Experience and Skill Set
Samuel Strafford conducts postgraduate research into the ethics and politics of Inclusive Education at The Institute of Education and is currently writing a book about the philosophical foundations of inclusion. Previously he completed a degree in philosophy and political theory at the Higher Institute of Philosophy in Leuven, Belgium. Outside of academia, Samuel has experience of supporting young people with additional needs in both formal and informal educational settings. Taking a holistic view of inclusive education, he is particularly interested in exploring how increasing recognition of (and respect for) diversity and uniqueness can challenge us to reflect on the exclusionary nature of established educational practice. Samuel has specific knowledge and expertise in the area of neurodiversity, with strengths in autism, ADHD, and social, emotional and mental health issues. He hopes to provide a vital link between Queensbury School and the cutting edge of practical and theoretical educational research by helping to interpret data, reflecting on legislative and policy developments, and by highlighting the ethical dimensions and moral considerations of both the strategic and day-to-day decisions adopted by the school. Alongside his academic and governance responsibilities, he is working to become an accredited counsellor and psychotherapist and training to take the solicitors qualifying exam.
Profession and Job Roles

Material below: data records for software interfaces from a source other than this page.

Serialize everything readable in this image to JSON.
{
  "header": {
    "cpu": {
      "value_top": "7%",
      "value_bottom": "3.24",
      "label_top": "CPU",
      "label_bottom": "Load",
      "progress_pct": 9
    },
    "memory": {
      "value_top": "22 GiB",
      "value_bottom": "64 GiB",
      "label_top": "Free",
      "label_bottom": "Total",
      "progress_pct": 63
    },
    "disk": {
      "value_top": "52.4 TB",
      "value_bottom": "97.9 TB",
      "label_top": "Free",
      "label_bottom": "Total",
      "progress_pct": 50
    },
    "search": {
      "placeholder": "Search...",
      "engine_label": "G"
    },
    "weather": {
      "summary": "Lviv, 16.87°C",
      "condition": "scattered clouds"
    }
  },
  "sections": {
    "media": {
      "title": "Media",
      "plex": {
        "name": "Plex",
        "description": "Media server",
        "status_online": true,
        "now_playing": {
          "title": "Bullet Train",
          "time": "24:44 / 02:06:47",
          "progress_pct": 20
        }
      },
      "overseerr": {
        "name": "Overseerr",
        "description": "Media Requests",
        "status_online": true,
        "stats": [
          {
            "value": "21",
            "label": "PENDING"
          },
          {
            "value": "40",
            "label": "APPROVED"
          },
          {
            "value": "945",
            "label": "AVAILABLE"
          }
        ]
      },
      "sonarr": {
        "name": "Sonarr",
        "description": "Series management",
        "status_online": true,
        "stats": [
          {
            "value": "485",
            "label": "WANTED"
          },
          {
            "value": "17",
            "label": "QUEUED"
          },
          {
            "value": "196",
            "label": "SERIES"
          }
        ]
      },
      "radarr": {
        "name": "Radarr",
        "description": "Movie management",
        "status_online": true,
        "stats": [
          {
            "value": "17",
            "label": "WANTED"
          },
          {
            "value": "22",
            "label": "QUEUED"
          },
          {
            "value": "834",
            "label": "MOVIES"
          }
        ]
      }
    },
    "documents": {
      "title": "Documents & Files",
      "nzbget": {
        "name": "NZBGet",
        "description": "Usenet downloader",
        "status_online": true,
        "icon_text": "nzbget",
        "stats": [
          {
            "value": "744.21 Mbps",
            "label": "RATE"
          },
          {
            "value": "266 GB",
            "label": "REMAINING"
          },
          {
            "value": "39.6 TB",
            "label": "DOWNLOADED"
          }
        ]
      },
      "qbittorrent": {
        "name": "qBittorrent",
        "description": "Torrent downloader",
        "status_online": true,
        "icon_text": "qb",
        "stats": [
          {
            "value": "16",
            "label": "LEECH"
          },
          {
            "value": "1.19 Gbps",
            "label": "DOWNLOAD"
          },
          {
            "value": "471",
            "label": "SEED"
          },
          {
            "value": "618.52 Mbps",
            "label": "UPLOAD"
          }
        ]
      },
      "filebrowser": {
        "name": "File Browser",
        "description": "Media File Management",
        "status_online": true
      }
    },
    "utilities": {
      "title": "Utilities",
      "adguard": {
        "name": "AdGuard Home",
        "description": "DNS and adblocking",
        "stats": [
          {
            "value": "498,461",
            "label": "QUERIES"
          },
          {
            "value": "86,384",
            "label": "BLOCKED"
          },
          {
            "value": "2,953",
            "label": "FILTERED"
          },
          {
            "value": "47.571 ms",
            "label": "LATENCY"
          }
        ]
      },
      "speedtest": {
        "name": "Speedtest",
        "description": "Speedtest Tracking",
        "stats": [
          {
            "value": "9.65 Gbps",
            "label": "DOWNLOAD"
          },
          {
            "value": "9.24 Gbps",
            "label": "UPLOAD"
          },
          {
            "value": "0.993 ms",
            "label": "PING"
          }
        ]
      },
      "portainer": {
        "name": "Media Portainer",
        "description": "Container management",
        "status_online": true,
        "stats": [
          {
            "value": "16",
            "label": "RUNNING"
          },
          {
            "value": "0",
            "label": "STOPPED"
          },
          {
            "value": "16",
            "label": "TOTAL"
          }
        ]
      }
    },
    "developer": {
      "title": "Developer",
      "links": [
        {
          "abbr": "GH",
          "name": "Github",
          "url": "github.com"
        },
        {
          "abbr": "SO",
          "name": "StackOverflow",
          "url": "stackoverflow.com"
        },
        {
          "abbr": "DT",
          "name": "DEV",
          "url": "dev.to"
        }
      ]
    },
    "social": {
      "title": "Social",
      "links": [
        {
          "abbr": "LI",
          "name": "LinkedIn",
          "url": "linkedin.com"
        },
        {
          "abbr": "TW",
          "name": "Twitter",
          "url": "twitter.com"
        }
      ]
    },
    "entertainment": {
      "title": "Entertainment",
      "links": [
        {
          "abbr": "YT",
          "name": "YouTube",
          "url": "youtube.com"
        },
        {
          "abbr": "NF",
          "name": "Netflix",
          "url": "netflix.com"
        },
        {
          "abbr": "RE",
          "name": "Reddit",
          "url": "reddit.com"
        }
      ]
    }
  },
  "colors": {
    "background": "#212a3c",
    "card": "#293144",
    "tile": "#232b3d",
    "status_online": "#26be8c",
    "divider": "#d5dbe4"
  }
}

Samuel has worked as an inclusion mentor inside a pupil referral unit attached to a mainstream school in Birmingham. He has also worked as a youth worker, mentoring young people to complete the National Citizens Service. As a pastoral care lead in a youth work charity, he provided non-judgemental pastoral care and support to staff teams and cohorts of up to 140 young people on residential youth programmes. As a youth work programme manager Samuel assumed the role of designated safeguarding lead and encouraged a culture of inclusion and reflective practice within the teams he supervised. Prior to continuing with his academic research Samuel was a manager at The Old Crown pub in Digbeth.
Samuel is a proud Brummie born and bred in B23 and a season ticket holder at the majestic Villa Park. He is a keen reader and spends a lot of his time reading for both work and pleasure, his favourite books growing up were Phillip Pullman’s ‘His Dark Materials Trilogy’ and stories by Roald Dahl. When he feels inspired, he likes to write poetry, short stories and essays. Samuel loves to explore the world and has been lucky enough to have lived in Norway, Belgium, and the USA and has travelled through almost 50 countries. Last summer he went on a pilgrimage, walking almost 1000km from the south of France through Spain to the Atlantic coast.
Despite my love of learning, I have not had the smoothest educational journey, often struggling to cope within traditional educational spaces. As a student with ADHD, I have repeatedly come up against barriers and often felt ashamed that I fell short of certain expectations. Whilst organisation and punctuality are not necessarily strengths of mine, I work hard to make sure that I have strategies in place to deliver nonetheless. I have been written off many times by teachers and lecturers, but I refuse to take no for an answer. I believe that it is important for all kinds of people to be able to access spaces which are usually off limits to those at the margins. I hope to demonstrate the value in accepting and encouraging our unique strengths, talents, needs, and perspectives and believe that it is our responsibility to not only include diverse learners within education but to constitute education systems and a wider society in which difference is valued rather than punished.